Assignment:
For the records below, tally the lines that include the word "icon" and give only the tally.

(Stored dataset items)
^^^^
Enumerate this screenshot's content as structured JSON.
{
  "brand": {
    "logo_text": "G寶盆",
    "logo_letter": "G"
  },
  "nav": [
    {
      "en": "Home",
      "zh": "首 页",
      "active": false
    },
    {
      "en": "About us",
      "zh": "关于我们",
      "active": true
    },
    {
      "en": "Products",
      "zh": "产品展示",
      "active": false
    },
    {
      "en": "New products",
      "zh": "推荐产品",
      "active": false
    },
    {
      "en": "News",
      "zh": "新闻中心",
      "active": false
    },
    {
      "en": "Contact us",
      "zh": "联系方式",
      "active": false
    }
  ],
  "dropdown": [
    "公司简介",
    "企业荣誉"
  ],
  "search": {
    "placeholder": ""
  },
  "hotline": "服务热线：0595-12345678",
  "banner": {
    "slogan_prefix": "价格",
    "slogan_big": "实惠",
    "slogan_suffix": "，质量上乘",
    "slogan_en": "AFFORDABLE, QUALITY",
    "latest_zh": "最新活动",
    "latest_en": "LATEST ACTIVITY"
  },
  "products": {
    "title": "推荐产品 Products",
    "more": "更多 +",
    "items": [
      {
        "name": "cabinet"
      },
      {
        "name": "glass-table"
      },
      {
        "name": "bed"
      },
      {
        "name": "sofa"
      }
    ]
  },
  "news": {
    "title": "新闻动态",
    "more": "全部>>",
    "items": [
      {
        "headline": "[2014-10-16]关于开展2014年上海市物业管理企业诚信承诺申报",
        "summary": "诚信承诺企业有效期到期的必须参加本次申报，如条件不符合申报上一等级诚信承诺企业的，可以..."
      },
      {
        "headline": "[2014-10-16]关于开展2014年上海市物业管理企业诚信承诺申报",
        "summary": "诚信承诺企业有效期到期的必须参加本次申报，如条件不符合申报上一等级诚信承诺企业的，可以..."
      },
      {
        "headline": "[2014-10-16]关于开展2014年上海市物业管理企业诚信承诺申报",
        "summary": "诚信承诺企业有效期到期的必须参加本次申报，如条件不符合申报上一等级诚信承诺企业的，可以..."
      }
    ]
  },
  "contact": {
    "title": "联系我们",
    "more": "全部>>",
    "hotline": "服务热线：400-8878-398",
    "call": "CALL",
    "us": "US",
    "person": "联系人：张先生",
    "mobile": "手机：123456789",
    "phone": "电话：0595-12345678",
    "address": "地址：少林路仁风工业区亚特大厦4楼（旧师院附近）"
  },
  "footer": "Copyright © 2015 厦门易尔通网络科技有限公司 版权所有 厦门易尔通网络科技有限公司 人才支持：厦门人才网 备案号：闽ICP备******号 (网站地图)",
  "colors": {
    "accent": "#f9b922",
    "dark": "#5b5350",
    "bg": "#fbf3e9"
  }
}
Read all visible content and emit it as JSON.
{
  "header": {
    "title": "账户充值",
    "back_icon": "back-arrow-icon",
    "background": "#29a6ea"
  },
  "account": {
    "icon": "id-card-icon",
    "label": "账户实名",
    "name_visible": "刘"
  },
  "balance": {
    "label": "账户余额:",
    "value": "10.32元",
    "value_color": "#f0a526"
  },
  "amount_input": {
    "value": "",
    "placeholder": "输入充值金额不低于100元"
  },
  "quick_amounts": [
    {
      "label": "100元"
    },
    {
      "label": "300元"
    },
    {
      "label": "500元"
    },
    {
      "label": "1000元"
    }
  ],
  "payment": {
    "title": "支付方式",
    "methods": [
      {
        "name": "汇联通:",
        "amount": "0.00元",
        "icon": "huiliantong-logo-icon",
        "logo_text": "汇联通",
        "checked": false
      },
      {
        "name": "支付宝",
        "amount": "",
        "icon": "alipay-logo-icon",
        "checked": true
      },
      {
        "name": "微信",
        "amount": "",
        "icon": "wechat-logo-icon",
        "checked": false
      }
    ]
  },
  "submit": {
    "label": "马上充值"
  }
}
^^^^
Response for this exercise:
5